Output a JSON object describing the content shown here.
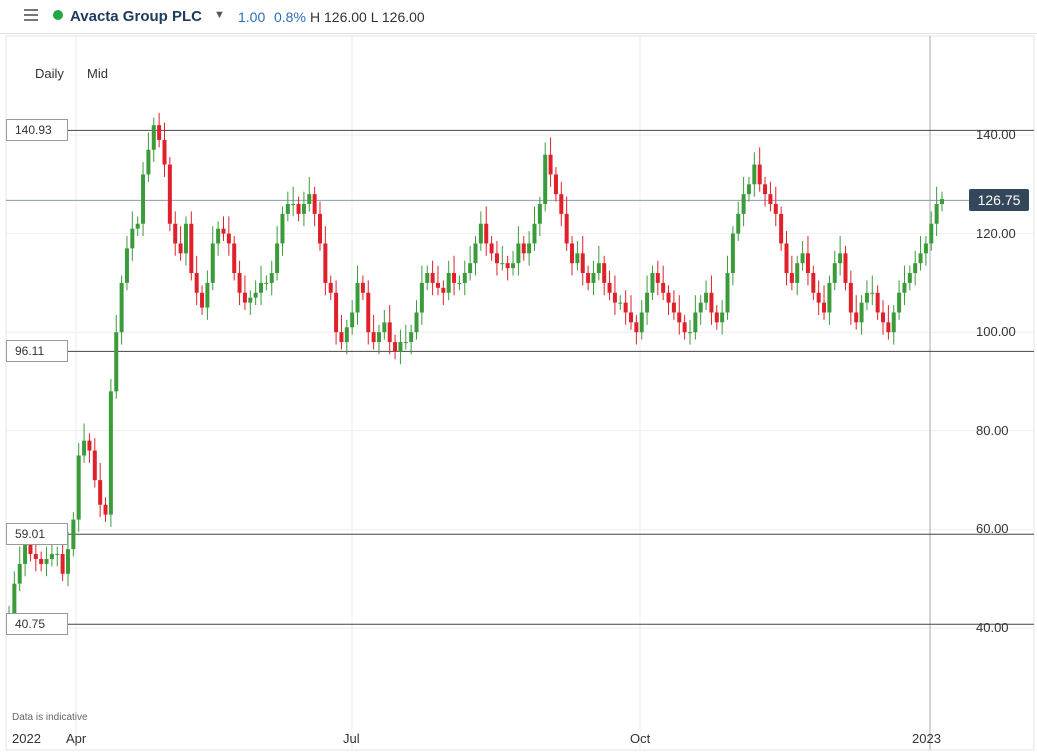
{
  "header": {
    "instrument": "Avacta Group PLC",
    "change": "1.00",
    "change_pct": "0.8%",
    "high_low": "H 126.00  L 126.00",
    "dropdown_icon": "▼"
  },
  "timeframe": {
    "interval": "Daily",
    "price_type": "Mid"
  },
  "disclaimer": "Data is indicative",
  "colors": {
    "up": "#3b9b3b",
    "down": "#e0202a",
    "status": "#22a745",
    "accent": "#2a6ebb"
  },
  "chart_data": {
    "type": "candlestick",
    "y_axis": {
      "ticks": [
        "140.00",
        "120.00",
        "100.00",
        "80.00",
        "60.00",
        "40.00"
      ],
      "range": [
        30,
        152
      ]
    },
    "x_axis": {
      "ticks": [
        "2022",
        "Apr",
        "Jul",
        "Oct",
        "2023"
      ]
    },
    "horizontal_lines": [
      {
        "label": "140.93",
        "value": 140.93
      },
      {
        "label": "96.11",
        "value": 96.11
      },
      {
        "label": "59.01",
        "value": 59.01
      },
      {
        "label": "40.75",
        "value": 40.75
      }
    ],
    "last_price": {
      "label": "126.75",
      "value": 126.75
    },
    "series_close": [
      43,
      49,
      53,
      57,
      55,
      54,
      53,
      54,
      55,
      55,
      51,
      56,
      62,
      75,
      78,
      76,
      70,
      65,
      63,
      88,
      100,
      110,
      117,
      121,
      122,
      132,
      137,
      142,
      139,
      134,
      122,
      118,
      116,
      122,
      112,
      108,
      105,
      110,
      118,
      121,
      120,
      118,
      112,
      108,
      106,
      107,
      108,
      110,
      110,
      112,
      118,
      124,
      126,
      126,
      124,
      126,
      128,
      124,
      118,
      110,
      108,
      100,
      98,
      101,
      104,
      110,
      108,
      100,
      98,
      100,
      102,
      98,
      96,
      98,
      98,
      100,
      104,
      110,
      112,
      110,
      109,
      108,
      112,
      110,
      110,
      112,
      114,
      118,
      122,
      118,
      116,
      114,
      114,
      113,
      114,
      118,
      116,
      118,
      122,
      126,
      136,
      132,
      128,
      124,
      118,
      114,
      116,
      112,
      110,
      112,
      114,
      110,
      108,
      106,
      106,
      104,
      102,
      100,
      104,
      108,
      112,
      110,
      108,
      106,
      104,
      102,
      100,
      100,
      104,
      106,
      108,
      104,
      102,
      104,
      112,
      120,
      124,
      128,
      130,
      134,
      130,
      128,
      126,
      124,
      118,
      112,
      110,
      114,
      116,
      112,
      108,
      106,
      104,
      110,
      114,
      116,
      110,
      104,
      102,
      106,
      108,
      108,
      104,
      102,
      100,
      104,
      108,
      110,
      112,
      114,
      116,
      118,
      122,
      126,
      127
    ]
  }
}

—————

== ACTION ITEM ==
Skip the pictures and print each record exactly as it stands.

== SOLUTION FOR THIS EXERCISE ==
Output a JSON object describing the content shown here.
{
  "header": {
    "instrument": "Avacta Group PLC",
    "change": "1.00",
    "change_pct": "0.8%",
    "high_low": "H 126.00  L 126.00",
    "dropdown_icon": "▼"
  },
  "timeframe": {
    "interval": "Daily",
    "price_type": "Mid"
  },
  "disclaimer": "Data is indicative",
  "colors": {
    "up": "#3b9b3b",
    "down": "#e0202a",
    "status": "#22a745",
    "accent": "#2a6ebb"
  },
  "chart_data": {
    "type": "candlestick",
    "y_axis": {
      "ticks": [
        "140.00",
        "120.00",
        "100.00",
        "80.00",
        "60.00",
        "40.00"
      ],
      "range": [
        30,
        152
      ]
    },
    "x_axis": {
      "ticks": [
        "2022",
        "Apr",
        "Jul",
        "Oct",
        "2023"
      ]
    },
    "horizontal_lines": [
      {
        "label": "140.93",
        "value": 140.93
      },
      {
        "label": "96.11",
        "value": 96.11
      },
      {
        "label": "59.01",
        "value": 59.01
      },
      {
        "label": "40.75",
        "value": 40.75
      }
    ],
    "last_price": {
      "label": "126.75",
      "value": 126.75
    },
    "series_close": [
      43,
      49,
      53,
      57,
      55,
      54,
      53,
      54,
      55,
      55,
      51,
      56,
      62,
      75,
      78,
      76,
      70,
      65,
      63,
      88,
      100,
      110,
      117,
      121,
      122,
      132,
      137,
      142,
      139,
      134,
      122,
      118,
      116,
      122,
      112,
      108,
      105,
      110,
      118,
      121,
      120,
      118,
      112,
      108,
      106,
      107,
      108,
      110,
      110,
      112,
      118,
      124,
      126,
      126,
      124,
      126,
      128,
      124,
      118,
      110,
      108,
      100,
      98,
      101,
      104,
      110,
      108,
      100,
      98,
      100,
      102,
      98,
      96,
      98,
      98,
      100,
      104,
      110,
      112,
      110,
      109,
      108,
      112,
      110,
      110,
      112,
      114,
      118,
      122,
      118,
      116,
      114,
      114,
      113,
      114,
      118,
      116,
      118,
      122,
      126,
      136,
      132,
      128,
      124,
      118,
      114,
      116,
      112,
      110,
      112,
      114,
      110,
      108,
      106,
      106,
      104,
      102,
      100,
      104,
      108,
      112,
      110,
      108,
      106,
      104,
      102,
      100,
      100,
      104,
      106,
      108,
      104,
      102,
      104,
      112,
      120,
      124,
      128,
      130,
      134,
      130,
      128,
      126,
      124,
      118,
      112,
      110,
      114,
      116,
      112,
      108,
      106,
      104,
      110,
      114,
      116,
      110,
      104,
      102,
      106,
      108,
      108,
      104,
      102,
      100,
      104,
      108,
      110,
      112,
      114,
      116,
      118,
      122,
      126,
      127
    ]
  }
}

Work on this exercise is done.